March 10th marked the National Women and Girls HIV/AIDS Awareness Day.
Blog — Health
On a recent Sunday morning, church-goers in Baltimore piled into their places of worship expecting to hear a sermon on an epic battle. To the surprise of many, the battle the pastor spoke of was not between David & Goliath but between the black community and the HIV/AIDS epidemic.
Change doesn't happen by mere idealism, but rather with the concerted effort of others. HIV has become an epidemic impacting the Black community in increasingly disproportionate numbers. The need for responding to this issue has reached the level of urgency.
On Sunday, July 14th pastors across America partnered with the NAACP on the Day of Unity to preach about HIV as a social justice issue. The annual day brought together faith leaders nationwide to join the movement to stop the social injustices that have led to the unequal impact HIV is having in their communities.
The NAACP Health Programs Department has made strides in addressing the HIV/AIDS epidemic; ending childhood obesity; working to implement the Affordable Care Act in all 50 states and reducing health disparities among communities of color.
Today marks the second annual national Day of Unity, a day that unites faith leaders nationwide in the fight to end the HIV epidemic. Hundreds of faith leaders around the country join to together on this day in support of the NAACP's The Black Church and HIV: The Social Justice Imperative initiative to preach a powerful message on HIV/AIDS as a social justice issue.
For the second year in a row, the NAACP Health Programs department is organizing the Day of Unity—an event that brings together pastors and faith leaders in solidarity through their commitment to address HIV as a social justice issue.
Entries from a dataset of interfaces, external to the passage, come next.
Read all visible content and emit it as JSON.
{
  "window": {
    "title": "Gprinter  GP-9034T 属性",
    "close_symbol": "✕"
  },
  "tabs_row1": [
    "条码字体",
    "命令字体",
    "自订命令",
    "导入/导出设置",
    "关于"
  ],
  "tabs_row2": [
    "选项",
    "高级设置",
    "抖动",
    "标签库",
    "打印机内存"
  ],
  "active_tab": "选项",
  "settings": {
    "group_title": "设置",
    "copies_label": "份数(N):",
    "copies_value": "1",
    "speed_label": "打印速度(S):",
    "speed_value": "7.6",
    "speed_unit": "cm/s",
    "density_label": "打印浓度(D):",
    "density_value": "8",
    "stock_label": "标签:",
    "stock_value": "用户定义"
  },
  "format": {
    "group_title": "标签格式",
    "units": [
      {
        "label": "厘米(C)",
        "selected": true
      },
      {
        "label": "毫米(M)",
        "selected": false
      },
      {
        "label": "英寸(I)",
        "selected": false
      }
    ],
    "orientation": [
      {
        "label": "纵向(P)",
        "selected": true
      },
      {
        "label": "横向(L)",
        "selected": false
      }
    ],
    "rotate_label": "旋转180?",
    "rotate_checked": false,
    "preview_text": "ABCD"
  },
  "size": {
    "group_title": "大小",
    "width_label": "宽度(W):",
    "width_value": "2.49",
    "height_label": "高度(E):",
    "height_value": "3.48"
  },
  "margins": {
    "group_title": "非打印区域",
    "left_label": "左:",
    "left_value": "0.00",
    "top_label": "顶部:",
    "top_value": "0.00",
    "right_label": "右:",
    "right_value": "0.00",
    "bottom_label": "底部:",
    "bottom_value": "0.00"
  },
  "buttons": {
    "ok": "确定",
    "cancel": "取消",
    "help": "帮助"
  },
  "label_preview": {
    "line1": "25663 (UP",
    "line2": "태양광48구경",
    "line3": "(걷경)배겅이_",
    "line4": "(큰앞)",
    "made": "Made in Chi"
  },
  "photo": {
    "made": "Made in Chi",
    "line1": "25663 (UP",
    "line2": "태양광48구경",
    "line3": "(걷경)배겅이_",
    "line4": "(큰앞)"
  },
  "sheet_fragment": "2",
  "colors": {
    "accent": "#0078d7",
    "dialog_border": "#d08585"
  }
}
This year’s event will take place on Sunday, July 14th.
Voting rights; the democracy initiative; better election processes and the African American caucus were on the agenda for the National Association for the Advancement of Colored People at this year's #NN13. And we were excited to support our partners working to pass immigration reform
Last Friday, Moms Rising Fellow, Dream Hampton, invited NAACP Director of Health Programs, Shavon Arline-Bradley to a twitter chat discussing competitive foods. Missed this lively online discussion? Check out the re-cap below.
Hundreds gathered at the Waldorf Astoria in Naples FL for the NAACP Leadership 500 Conference
The magnitude of foster care in America is startling. More than 700,000 youth of every race, ethnicity, culture, and age group are impacted by foster care each year. For kids in foster care, turning 18 isn't a source for celebration. It's a reason to panic.
Last week, the first of several pieces of legislation to aggressively restrict your right to vote passed the North Carolina House.
Each year for National Black AIDS Day, we remember those who lost their battle with one of the worst diseases of our time.
HIV continues to be a relentless burden to the African American community. On this 24th annual World AIDS Day, the NAACP Health Department reaffirms the disproportionate effect of HIV/AIDS on Black Americans
At the National Convention in Houston this week, a main topic of discussion in the health symposiums will be the ever-pressing issue of HIV/AIDS within the African-American community.